> ENTRIES PROVIDED
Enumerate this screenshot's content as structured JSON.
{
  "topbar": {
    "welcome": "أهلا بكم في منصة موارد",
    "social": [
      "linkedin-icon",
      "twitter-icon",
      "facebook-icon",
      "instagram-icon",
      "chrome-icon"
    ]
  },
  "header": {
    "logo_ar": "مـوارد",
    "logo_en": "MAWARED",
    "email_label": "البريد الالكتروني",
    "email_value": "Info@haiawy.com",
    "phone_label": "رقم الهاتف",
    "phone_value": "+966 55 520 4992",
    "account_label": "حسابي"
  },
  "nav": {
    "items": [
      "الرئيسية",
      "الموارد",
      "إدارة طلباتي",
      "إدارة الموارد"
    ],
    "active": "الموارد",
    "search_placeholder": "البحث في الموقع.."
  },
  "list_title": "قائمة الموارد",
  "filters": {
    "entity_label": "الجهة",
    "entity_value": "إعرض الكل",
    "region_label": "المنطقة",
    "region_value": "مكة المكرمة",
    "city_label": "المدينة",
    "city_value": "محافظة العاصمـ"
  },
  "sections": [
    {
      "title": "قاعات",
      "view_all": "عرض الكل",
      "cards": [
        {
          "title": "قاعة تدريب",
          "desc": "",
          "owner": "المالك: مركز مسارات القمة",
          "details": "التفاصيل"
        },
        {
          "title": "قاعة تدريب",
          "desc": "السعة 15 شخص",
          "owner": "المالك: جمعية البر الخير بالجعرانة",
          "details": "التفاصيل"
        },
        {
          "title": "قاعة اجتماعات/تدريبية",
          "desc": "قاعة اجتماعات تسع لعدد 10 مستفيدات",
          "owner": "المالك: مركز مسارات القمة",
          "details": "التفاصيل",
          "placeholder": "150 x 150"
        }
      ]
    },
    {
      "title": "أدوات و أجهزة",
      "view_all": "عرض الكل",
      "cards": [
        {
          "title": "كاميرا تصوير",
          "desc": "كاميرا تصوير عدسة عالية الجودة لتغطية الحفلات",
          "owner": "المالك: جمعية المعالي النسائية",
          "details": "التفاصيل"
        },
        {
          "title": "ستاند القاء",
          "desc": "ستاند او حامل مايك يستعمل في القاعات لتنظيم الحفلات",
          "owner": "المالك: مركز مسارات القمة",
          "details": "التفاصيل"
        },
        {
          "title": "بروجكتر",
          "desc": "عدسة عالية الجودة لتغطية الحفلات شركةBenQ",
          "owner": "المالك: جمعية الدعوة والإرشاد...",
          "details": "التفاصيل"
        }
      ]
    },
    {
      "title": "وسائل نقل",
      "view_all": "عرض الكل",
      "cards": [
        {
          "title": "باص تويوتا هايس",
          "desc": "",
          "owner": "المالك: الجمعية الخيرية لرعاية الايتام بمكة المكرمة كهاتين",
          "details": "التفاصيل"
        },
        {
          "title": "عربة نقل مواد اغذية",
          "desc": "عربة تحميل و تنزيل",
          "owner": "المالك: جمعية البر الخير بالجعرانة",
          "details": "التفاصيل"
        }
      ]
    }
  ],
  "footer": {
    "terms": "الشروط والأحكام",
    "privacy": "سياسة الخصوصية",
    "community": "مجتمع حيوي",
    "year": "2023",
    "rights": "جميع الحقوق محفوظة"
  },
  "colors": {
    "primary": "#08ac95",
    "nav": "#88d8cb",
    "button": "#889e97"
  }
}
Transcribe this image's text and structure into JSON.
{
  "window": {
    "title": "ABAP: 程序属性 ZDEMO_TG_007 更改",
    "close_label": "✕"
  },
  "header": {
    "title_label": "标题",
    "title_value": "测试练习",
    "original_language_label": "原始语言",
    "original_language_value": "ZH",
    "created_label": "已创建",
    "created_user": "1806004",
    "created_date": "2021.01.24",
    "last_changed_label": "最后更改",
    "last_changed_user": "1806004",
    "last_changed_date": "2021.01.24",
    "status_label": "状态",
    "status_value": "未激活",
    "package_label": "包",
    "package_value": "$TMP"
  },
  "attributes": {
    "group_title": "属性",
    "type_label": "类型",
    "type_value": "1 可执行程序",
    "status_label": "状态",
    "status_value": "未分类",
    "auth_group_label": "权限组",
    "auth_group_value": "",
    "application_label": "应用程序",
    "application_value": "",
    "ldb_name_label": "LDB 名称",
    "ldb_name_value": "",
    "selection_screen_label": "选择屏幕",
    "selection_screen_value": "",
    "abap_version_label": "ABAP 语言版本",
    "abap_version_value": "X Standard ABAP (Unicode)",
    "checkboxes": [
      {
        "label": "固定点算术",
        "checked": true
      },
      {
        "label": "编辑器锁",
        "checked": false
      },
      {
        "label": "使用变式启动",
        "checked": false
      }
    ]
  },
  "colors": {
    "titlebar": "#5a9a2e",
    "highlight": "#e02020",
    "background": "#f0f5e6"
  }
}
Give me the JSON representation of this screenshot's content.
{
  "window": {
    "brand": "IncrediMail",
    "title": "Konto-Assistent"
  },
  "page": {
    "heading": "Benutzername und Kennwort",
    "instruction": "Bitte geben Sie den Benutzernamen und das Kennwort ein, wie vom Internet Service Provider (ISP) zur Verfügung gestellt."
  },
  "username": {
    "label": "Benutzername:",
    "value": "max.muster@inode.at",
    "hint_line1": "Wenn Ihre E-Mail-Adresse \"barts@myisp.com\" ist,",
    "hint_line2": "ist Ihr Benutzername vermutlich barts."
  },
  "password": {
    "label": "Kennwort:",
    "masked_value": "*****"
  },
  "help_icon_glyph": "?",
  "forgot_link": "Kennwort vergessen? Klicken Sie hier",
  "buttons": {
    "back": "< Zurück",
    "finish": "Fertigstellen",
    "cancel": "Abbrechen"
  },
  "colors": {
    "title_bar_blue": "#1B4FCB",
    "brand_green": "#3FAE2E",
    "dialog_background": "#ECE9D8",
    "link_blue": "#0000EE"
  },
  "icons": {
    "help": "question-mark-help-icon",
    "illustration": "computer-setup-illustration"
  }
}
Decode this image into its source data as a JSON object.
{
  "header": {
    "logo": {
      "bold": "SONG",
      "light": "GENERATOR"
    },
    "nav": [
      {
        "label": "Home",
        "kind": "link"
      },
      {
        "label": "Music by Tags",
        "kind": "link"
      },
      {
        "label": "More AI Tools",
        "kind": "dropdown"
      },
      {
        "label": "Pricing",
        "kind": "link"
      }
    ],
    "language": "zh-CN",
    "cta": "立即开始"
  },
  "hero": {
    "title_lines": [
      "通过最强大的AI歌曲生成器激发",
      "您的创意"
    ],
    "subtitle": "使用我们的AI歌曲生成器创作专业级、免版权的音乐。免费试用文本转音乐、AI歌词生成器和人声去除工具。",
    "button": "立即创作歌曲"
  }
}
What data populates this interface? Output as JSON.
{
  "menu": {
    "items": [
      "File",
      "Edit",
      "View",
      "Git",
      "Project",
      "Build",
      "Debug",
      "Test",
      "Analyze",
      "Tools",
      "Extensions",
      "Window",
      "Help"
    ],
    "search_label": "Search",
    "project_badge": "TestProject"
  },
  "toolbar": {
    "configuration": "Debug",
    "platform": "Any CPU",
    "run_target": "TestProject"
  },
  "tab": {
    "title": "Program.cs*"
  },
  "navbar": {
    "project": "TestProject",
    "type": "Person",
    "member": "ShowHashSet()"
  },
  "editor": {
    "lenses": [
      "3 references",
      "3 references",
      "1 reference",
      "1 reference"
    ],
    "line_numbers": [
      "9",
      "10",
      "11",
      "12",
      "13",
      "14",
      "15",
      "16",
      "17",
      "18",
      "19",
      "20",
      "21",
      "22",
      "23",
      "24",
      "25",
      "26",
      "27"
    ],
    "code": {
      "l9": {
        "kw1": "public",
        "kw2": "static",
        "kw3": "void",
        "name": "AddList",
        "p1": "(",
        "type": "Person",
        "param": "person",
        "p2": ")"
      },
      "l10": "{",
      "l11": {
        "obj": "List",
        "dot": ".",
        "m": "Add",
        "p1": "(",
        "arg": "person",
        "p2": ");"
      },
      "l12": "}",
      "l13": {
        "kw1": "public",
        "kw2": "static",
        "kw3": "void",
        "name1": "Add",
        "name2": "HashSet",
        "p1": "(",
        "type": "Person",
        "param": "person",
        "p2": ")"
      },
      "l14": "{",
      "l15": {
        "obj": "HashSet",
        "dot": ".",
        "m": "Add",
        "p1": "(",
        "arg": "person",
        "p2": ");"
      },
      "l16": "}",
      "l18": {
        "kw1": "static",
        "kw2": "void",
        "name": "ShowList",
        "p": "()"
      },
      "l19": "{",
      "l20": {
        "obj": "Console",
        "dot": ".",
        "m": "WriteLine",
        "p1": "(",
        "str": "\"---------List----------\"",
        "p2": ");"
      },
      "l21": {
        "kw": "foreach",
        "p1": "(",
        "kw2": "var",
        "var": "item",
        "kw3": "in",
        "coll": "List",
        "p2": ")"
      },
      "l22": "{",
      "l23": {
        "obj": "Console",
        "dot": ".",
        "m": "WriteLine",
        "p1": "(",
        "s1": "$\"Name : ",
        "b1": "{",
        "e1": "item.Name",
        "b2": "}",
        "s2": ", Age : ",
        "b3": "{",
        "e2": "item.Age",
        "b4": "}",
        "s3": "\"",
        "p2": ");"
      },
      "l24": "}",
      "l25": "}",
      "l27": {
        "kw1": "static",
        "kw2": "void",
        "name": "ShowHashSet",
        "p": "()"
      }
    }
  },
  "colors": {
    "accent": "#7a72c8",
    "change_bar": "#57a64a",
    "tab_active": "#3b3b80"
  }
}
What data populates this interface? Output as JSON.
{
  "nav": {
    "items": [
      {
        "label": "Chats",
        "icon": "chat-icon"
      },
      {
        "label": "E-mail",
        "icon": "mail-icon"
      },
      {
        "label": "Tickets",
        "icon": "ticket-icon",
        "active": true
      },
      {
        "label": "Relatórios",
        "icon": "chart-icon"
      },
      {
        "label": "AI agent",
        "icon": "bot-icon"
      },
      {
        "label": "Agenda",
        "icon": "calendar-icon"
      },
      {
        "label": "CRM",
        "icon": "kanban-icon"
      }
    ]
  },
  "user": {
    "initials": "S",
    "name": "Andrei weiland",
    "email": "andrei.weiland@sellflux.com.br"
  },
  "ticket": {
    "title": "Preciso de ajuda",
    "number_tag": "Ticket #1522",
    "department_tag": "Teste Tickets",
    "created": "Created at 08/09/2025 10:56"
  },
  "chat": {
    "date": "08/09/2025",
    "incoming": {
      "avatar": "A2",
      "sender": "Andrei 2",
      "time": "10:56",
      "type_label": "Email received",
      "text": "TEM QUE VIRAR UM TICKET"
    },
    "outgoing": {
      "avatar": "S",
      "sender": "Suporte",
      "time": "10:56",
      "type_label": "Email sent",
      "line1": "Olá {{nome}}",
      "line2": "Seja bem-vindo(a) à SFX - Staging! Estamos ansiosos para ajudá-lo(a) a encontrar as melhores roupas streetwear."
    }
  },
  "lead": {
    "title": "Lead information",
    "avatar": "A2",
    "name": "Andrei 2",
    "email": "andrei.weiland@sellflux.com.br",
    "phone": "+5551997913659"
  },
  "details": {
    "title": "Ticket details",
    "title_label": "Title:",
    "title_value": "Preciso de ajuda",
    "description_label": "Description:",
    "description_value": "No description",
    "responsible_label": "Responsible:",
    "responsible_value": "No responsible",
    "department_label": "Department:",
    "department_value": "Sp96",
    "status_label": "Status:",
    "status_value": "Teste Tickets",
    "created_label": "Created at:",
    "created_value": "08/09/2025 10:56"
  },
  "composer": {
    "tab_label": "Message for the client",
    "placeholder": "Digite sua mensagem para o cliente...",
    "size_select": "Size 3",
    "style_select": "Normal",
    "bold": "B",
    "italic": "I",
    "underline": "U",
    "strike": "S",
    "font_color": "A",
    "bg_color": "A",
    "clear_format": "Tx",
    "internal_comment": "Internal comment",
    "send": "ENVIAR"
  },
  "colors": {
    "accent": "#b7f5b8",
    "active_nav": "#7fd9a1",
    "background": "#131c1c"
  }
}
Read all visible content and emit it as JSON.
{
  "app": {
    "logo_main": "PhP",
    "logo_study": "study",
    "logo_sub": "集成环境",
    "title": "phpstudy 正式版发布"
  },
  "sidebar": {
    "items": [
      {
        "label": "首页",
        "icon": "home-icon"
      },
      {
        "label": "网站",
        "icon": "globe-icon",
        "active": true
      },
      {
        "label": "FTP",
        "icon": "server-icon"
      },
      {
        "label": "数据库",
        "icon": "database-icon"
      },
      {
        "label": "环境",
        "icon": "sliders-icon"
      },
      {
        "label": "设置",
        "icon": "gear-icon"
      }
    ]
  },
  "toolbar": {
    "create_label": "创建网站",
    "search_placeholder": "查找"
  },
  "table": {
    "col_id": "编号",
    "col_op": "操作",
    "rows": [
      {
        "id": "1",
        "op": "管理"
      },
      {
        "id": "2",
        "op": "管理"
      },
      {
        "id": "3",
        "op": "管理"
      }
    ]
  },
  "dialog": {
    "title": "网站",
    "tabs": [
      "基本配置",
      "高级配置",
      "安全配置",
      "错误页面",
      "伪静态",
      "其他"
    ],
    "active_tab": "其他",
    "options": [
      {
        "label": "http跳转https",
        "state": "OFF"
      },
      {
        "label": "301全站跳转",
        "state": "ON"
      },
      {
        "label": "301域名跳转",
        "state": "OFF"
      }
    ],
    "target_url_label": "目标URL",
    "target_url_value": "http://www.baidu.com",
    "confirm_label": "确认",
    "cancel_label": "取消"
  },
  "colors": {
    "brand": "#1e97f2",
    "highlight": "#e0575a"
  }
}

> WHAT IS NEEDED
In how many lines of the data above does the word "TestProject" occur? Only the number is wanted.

> RESULT BELOW
3